[Opening DATA RECORDS section]

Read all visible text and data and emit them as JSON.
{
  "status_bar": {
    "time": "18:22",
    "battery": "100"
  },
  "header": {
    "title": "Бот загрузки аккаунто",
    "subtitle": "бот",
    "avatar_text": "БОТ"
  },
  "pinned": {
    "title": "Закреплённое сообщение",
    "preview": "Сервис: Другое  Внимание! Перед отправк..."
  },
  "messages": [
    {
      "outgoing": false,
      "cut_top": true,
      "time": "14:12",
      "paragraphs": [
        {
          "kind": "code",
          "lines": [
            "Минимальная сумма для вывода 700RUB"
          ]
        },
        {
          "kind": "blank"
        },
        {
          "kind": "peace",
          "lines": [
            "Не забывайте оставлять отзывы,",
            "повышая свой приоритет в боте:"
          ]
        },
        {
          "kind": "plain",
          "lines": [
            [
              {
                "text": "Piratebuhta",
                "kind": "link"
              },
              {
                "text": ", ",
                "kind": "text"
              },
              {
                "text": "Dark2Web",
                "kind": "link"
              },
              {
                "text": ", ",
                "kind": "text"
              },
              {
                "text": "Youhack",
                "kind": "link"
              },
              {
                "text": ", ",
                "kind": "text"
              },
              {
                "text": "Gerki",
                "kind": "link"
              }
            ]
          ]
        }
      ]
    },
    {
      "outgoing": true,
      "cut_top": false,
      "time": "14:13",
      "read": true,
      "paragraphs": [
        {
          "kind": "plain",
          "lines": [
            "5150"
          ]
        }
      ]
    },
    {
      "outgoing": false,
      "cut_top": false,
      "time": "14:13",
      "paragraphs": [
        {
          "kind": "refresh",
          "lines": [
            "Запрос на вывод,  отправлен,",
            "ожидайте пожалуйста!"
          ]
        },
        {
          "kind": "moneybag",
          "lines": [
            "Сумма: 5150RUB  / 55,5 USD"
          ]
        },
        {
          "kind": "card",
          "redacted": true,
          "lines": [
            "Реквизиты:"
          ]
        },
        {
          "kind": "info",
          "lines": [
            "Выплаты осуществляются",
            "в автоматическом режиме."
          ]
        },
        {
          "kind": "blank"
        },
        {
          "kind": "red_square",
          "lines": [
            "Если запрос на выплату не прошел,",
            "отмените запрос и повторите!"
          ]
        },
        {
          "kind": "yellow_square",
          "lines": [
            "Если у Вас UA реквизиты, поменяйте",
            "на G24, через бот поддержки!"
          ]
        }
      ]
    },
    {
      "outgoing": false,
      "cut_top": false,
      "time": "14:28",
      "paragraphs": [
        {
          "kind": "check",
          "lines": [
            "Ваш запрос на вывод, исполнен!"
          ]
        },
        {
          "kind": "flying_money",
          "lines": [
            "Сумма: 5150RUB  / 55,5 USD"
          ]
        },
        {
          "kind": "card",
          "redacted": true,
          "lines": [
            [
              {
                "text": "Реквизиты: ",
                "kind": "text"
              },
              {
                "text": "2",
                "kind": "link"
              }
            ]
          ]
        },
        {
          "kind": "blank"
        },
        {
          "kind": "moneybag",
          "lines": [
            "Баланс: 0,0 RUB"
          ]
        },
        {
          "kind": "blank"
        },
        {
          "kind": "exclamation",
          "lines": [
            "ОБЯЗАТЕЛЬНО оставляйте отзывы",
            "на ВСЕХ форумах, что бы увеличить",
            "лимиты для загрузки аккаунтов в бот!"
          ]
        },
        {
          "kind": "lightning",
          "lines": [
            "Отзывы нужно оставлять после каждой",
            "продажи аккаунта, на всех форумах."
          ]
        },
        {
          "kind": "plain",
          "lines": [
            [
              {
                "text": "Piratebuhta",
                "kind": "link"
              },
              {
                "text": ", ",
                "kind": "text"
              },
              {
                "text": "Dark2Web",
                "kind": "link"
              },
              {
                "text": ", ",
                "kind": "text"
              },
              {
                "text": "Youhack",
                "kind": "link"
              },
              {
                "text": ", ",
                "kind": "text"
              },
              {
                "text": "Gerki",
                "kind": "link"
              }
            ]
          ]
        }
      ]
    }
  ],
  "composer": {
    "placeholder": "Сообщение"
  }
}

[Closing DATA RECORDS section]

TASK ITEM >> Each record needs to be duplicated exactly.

ANSWER TO THIS PROBLEM >>
Read all visible text and data and emit them as JSON.
{
  "status_bar": {
    "time": "18:22",
    "battery": "100"
  },
  "header": {
    "title": "Бот загрузки аккаунто",
    "subtitle": "бот",
    "avatar_text": "БОТ"
  },
  "pinned": {
    "title": "Закреплённое сообщение",
    "preview": "Сервис: Другое  Внимание! Перед отправк..."
  },
  "messages": [
    {
      "outgoing": false,
      "cut_top": true,
      "time": "14:12",
      "paragraphs": [
        {
          "kind": "code",
          "lines": [
            "Минимальная сумма для вывода 700RUB"
          ]
        },
        {
          "kind": "blank"
        },
        {
          "kind": "peace",
          "lines": [
            "Не забывайте оставлять отзывы,",
            "повышая свой приоритет в боте:"
          ]
        },
        {
          "kind": "plain",
          "lines": [
            [
              {
                "text": "Piratebuhta",
                "kind": "link"
              },
              {
                "text": ", ",
                "kind": "text"
              },
              {
                "text": "Dark2Web",
                "kind": "link"
              },
              {
                "text": ", ",
                "kind": "text"
              },
              {
                "text": "Youhack",
                "kind": "link"
              },
              {
                "text": ", ",
                "kind": "text"
              },
              {
                "text": "Gerki",
                "kind": "link"
              }
            ]
          ]
        }
      ]
    },
    {
      "outgoing": true,
      "cut_top": false,
      "time": "14:13",
      "read": true,
      "paragraphs": [
        {
          "kind": "plain",
          "lines": [
            "5150"
          ]
        }
      ]
    },
    {
      "outgoing": false,
      "cut_top": false,
      "time": "14:13",
      "paragraphs": [
        {
          "kind": "refresh",
          "lines": [
            "Запрос на вывод,  отправлен,",
            "ожидайте пожалуйста!"
          ]
        },
        {
          "kind": "moneybag",
          "lines": [
            "Сумма: 5150RUB  / 55,5 USD"
          ]
        },
        {
          "kind": "card",
          "redacted": true,
          "lines": [
            "Реквизиты:"
          ]
        },
        {
          "kind": "info",
          "lines": [
            "Выплаты осуществляются",
            "в автоматическом режиме."
          ]
        },
        {
          "kind": "blank"
        },
        {
          "kind": "red_square",
          "lines": [
            "Если запрос на выплату не прошел,",
            "отмените запрос и повторите!"
          ]
        },
        {
          "kind": "yellow_square",
          "lines": [
            "Если у Вас UA реквизиты, поменяйте",
            "на G24, через бот поддержки!"
          ]
        }
      ]
    },
    {
      "outgoing": false,
      "cut_top": false,
      "time": "14:28",
      "paragraphs": [
        {
          "kind": "check",
          "lines": [
            "Ваш запрос на вывод, исполнен!"
          ]
        },
        {
          "kind": "flying_money",
          "lines": [
            "Сумма: 5150RUB  / 55,5 USD"
          ]
        },
        {
          "kind": "card",
          "redacted": true,
          "lines": [
            [
              {
                "text": "Реквизиты: ",
                "kind": "text"
              },
              {
                "text": "2",
                "kind": "link"
              }
            ]
          ]
        },
        {
          "kind": "blank"
        },
        {
          "kind": "moneybag",
          "lines": [
            "Баланс: 0,0 RUB"
          ]
        },
        {
          "kind": "blank"
        },
        {
          "kind": "exclamation",
          "lines": [
            "ОБЯЗАТЕЛЬНО оставляйте отзывы",
            "на ВСЕХ форумах, что бы увеличить",
            "лимиты для загрузки аккаунтов в бот!"
          ]
        },
        {
          "kind": "lightning",
          "lines": [
            "Отзывы нужно оставлять после каждой",
            "продажи аккаунта, на всех форумах."
          ]
        },
        {
          "kind": "plain",
          "lines": [
            [
              {
                "text": "Piratebuhta",
                "kind": "link"
              },
              {
                "text": ", ",
                "kind": "text"
              },
              {
                "text": "Dark2Web",
                "kind": "link"
              },
              {
                "text": ", ",
                "kind": "text"
              },
              {
                "text": "Youhack",
                "kind": "link"
              },
              {
                "text": ", ",
                "kind": "text"
              },
              {
                "text": "Gerki",
                "kind": "link"
              }
            ]
          ]
        }
      ]
    }
  ],
  "composer": {
    "placeholder": "Сообщение"
  }
}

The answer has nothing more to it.